The ERC-1155 NFT standard was created by Enjin. The idea with ERC-1155 is that you can use a single smart contract to create many different types of NFTs. For example you could create NFTs representing game items like red swords, golden armor, and wooden shields all in a single smart contract. The difference between 1155 and 721 is that the ownership of the red swords, golden armor, and wooden shields are not individually tracked. Rather, there is a base ID representing the asset. For example the red swords could be represented by ID 1 and the armor represented by ID 2. Then it could be stated that there are 100 red swords in total. Each red sword is treated exactly the same as the other. So if a game player owns 5 red swords then this could be known by querying the players balance of ID #1 (the ID representing the red sword). We would learn that the player has a balance of 5. If the player transferred one sword to a friend then the player would now have a balance of 4 red swords and the friend would have a balance of 1 red sword. Again, we have no way of differentiating one red sword from another - like with could with ERC-721. All we know is the balance of total red swords someone may have.
This works great for things like games where there could be millions of the same item. This standard also works well when you need to transfer many of the same item. You can transfer all 100 of your red swords to someone else in a cost effective manner, because all you are doing is updating a balance and you don't have to update the ownership of individually tracked NFTs like you would have to using the ERC-721 standard.
One caveat of the ERC-1155 standard is that it is quite difficult to continuously monitor and track ownership of 1155 NFTs to display to users.

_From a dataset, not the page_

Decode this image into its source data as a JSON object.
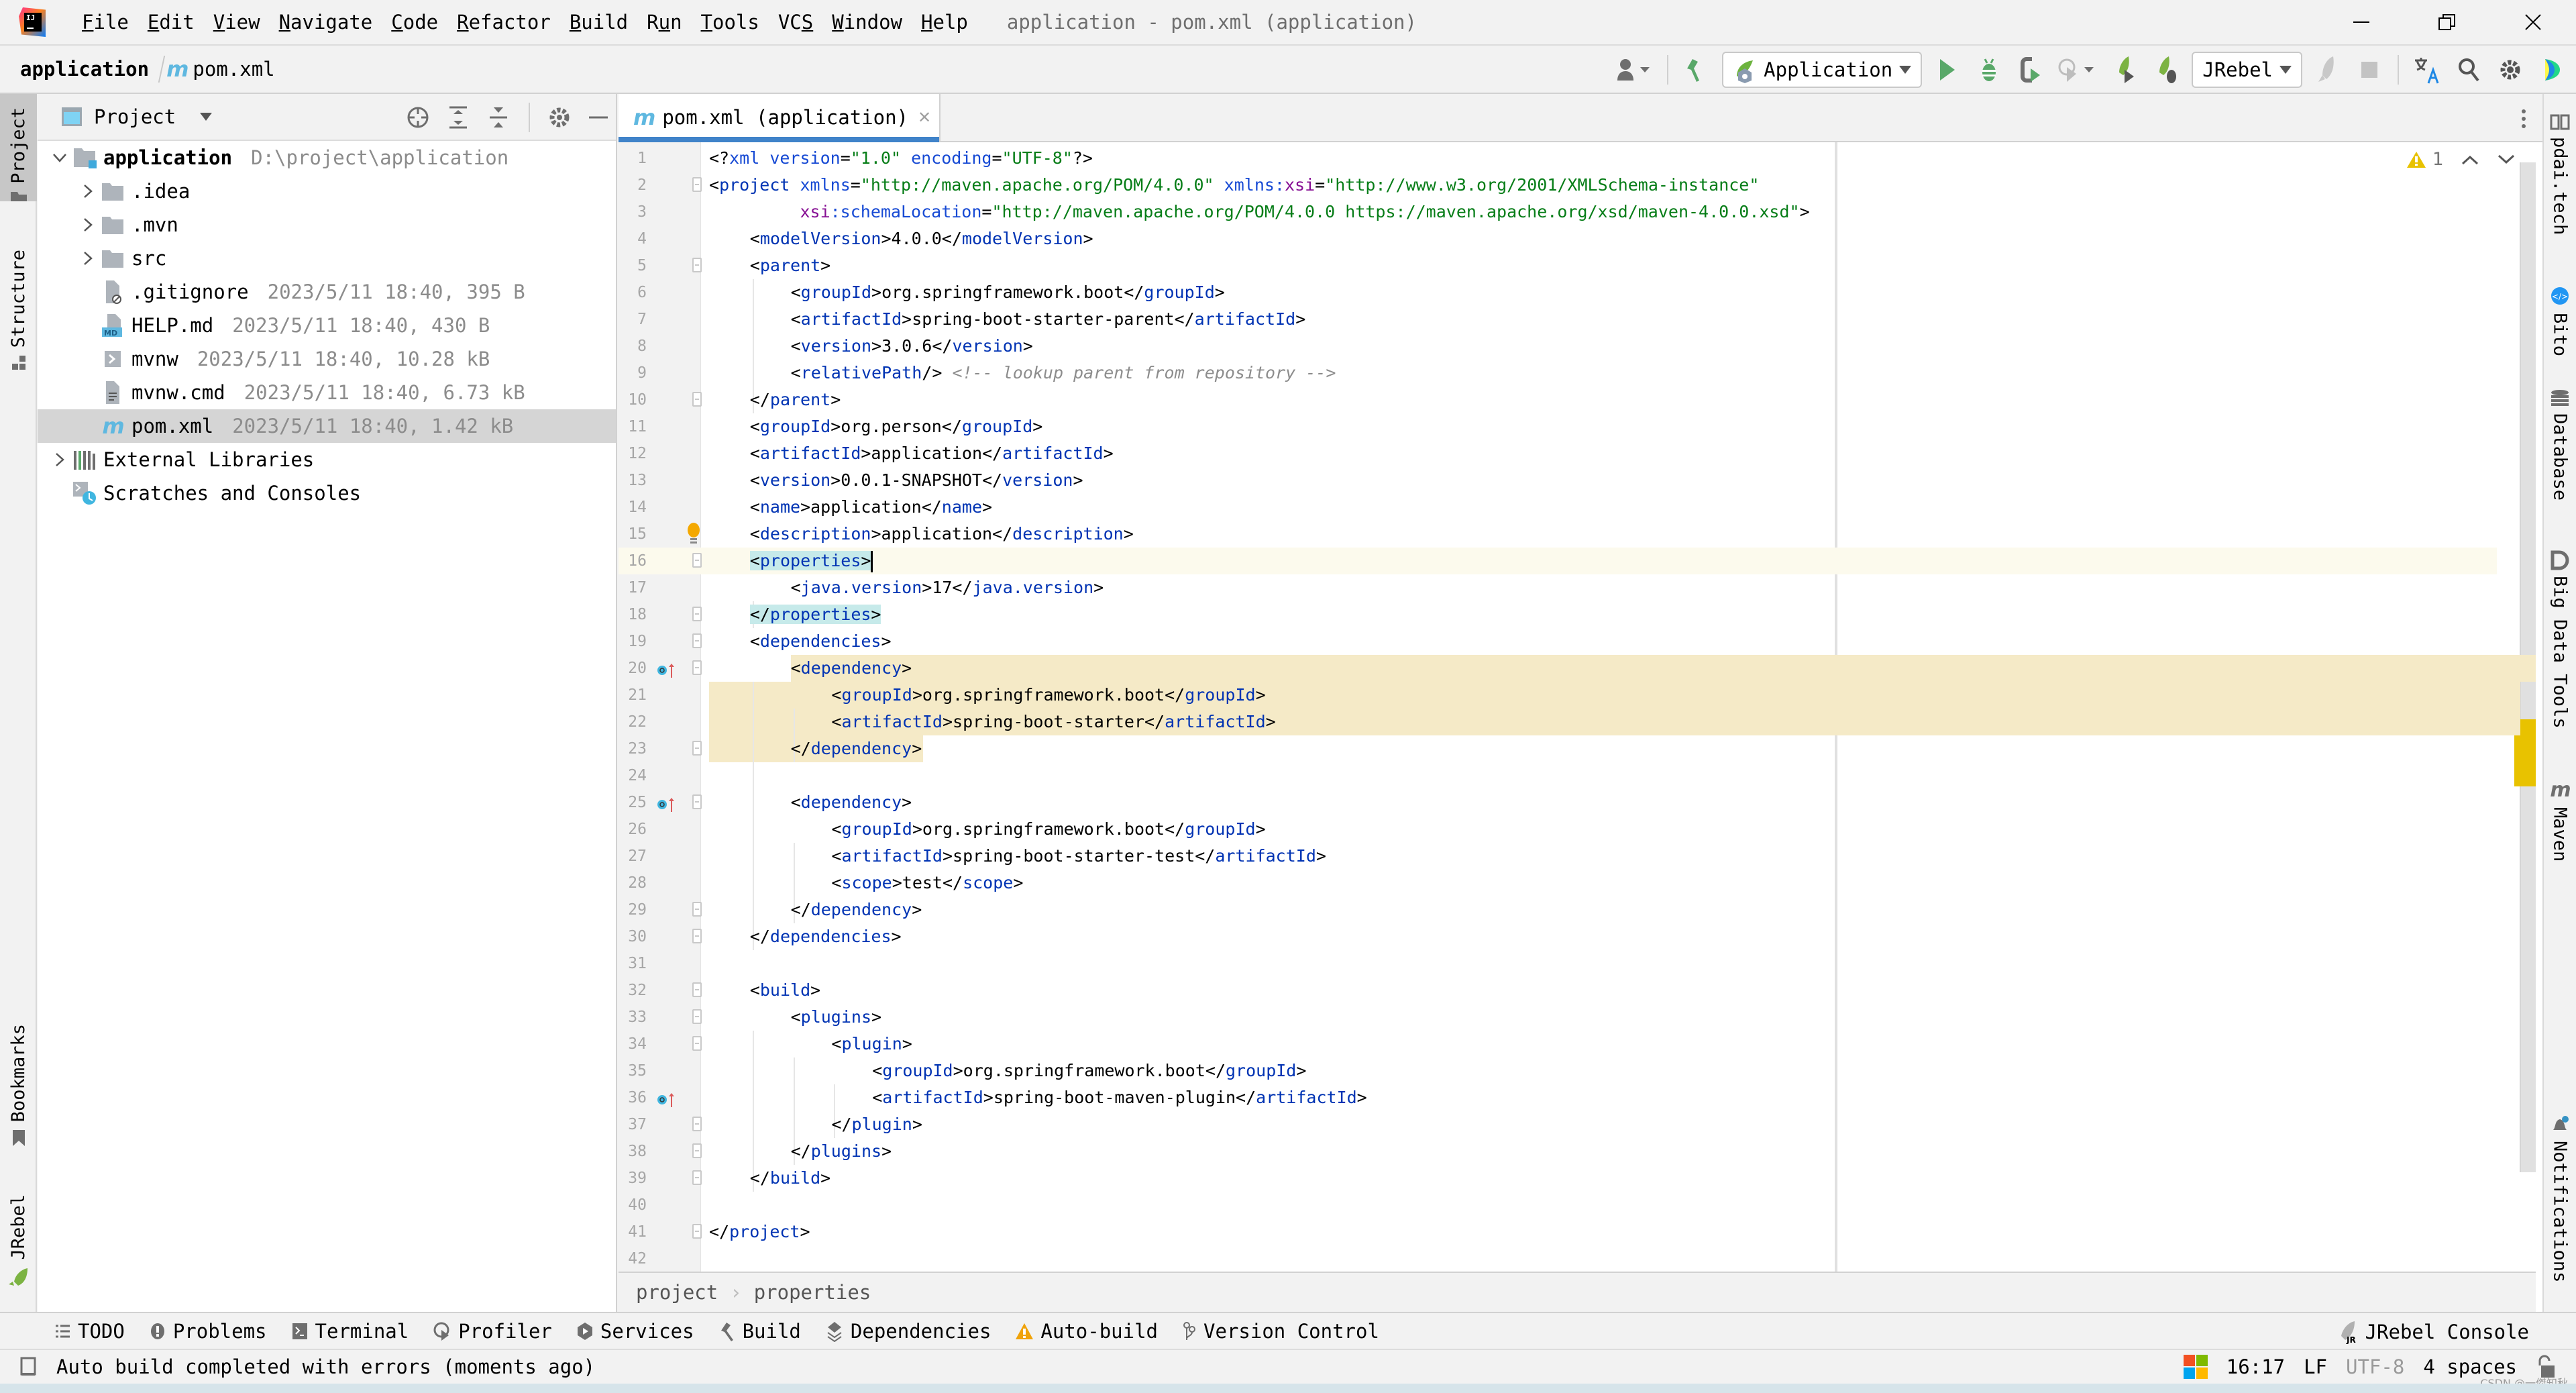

To save on data being stored on-chain the 1155 standard specifies how you can use Ethereum logs to determine when a new NFT was created and information regarding that NFT, including things like the name and the image. This may be simpler to implement for a single ERC-1155 smart contract, but if a platform were to implement a solution to continuously monitor all 1155 ownership from all 1155 smart contracts it would be a time consuming and expensive process.
The ERC-2309 standard was created by Cargo and is an extension to the original ERC-721 standard. This standard was created to solve the scalability issue when creating new NFTs using the ERC-721 standard. ERC-2309 provides a mechanism which allows you to create an unlimited amount of unique NFTs in one transaction. Using ERC-2309 you could create 100 red swords, but each of those red swords would now be individually tracked. Think of this as an ERC-721 power-up which provides a standard way for programmers to create many unique NFTs at one time and for platforms to respond and display correct data.
The ERC-2309 standard solves the NFT creation scalability issued of ERC-721. You no longer need to create NFTs in O(n) time, but you can now create NFTs in O(1), or constant time. Meaning you can create 1 or 1 million NFTs and the cost would be the same. ERC-2309 does not dictate how the minting process should or could be implemented, but rather provides a standardized event which can be used to learn about updated ownership information.
ERC-2309 does not solve the transfer scalability issues inherit to the original ERC-721 standard. While it is possible to transfer an unlimited amount of NFTs in constant time using this standard there is a caveat which is that the token IDs must be in a consecutive order.
Cargo's minting technology is built using the ERC-2309 standard.